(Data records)
[Start of Attachment]

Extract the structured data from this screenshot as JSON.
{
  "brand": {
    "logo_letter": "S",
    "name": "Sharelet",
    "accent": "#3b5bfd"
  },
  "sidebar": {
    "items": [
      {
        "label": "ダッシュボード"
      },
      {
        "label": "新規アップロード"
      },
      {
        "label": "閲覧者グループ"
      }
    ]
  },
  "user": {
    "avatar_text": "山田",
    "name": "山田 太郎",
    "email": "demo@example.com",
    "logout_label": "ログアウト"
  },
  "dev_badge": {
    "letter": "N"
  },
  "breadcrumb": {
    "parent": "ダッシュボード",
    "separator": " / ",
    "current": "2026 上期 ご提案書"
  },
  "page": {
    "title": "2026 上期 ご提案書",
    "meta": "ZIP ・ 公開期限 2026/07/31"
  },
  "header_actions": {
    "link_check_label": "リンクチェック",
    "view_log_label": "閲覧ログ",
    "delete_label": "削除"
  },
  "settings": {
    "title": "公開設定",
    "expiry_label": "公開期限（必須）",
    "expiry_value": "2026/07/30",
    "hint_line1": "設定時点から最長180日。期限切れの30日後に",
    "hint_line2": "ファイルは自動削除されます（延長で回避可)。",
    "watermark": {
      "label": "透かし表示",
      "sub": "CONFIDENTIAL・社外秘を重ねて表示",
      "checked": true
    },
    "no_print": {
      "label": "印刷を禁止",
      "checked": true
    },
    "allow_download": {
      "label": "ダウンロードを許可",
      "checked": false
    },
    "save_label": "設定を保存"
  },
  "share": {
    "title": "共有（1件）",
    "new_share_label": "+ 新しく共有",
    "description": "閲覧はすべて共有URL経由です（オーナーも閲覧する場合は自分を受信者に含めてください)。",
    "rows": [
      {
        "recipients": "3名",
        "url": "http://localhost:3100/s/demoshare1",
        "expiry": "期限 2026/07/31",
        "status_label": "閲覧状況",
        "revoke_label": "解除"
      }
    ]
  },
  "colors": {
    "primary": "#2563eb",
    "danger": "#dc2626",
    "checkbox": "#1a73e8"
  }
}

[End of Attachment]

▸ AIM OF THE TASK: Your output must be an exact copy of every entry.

▸ RESPONSE AREA:
Extract the structured data from this screenshot as JSON.
{
  "brand": {
    "logo_letter": "S",
    "name": "Sharelet",
    "accent": "#3b5bfd"
  },
  "sidebar": {
    "items": [
      {
        "label": "ダッシュボード"
      },
      {
        "label": "新規アップロード"
      },
      {
        "label": "閲覧者グループ"
      }
    ]
  },
  "user": {
    "avatar_text": "山田",
    "name": "山田 太郎",
    "email": "demo@example.com",
    "logout_label": "ログアウト"
  },
  "dev_badge": {
    "letter": "N"
  },
  "breadcrumb": {
    "parent": "ダッシュボード",
    "separator": " / ",
    "current": "2026 上期 ご提案書"
  },
  "page": {
    "title": "2026 上期 ご提案書",
    "meta": "ZIP ・ 公開期限 2026/07/31"
  },
  "header_actions": {
    "link_check_label": "リンクチェック",
    "view_log_label": "閲覧ログ",
    "delete_label": "削除"
  },
  "settings": {
    "title": "公開設定",
    "expiry_label": "公開期限（必須）",
    "expiry_value": "2026/07/30",
    "hint_line1": "設定時点から最長180日。期限切れの30日後に",
    "hint_line2": "ファイルは自動削除されます（延長で回避可)。",
    "watermark": {
      "label": "透かし表示",
      "sub": "CONFIDENTIAL・社外秘を重ねて表示",
      "checked": true
    },
    "no_print": {
      "label": "印刷を禁止",
      "checked": true
    },
    "allow_download": {
      "label": "ダウンロードを許可",
      "checked": false
    },
    "save_label": "設定を保存"
  },
  "share": {
    "title": "共有（1件）",
    "new_share_label": "+ 新しく共有",
    "description": "閲覧はすべて共有URL経由です（オーナーも閲覧する場合は自分を受信者に含めてください)。",
    "rows": [
      {
        "recipients": "3名",
        "url": "http://localhost:3100/s/demoshare1",
        "expiry": "期限 2026/07/31",
        "status_label": "閲覧状況",
        "revoke_label": "解除"
      }
    ]
  },
  "colors": {
    "primary": "#2563eb",
    "danger": "#dc2626",
    "checkbox": "#1a73e8"
  }
}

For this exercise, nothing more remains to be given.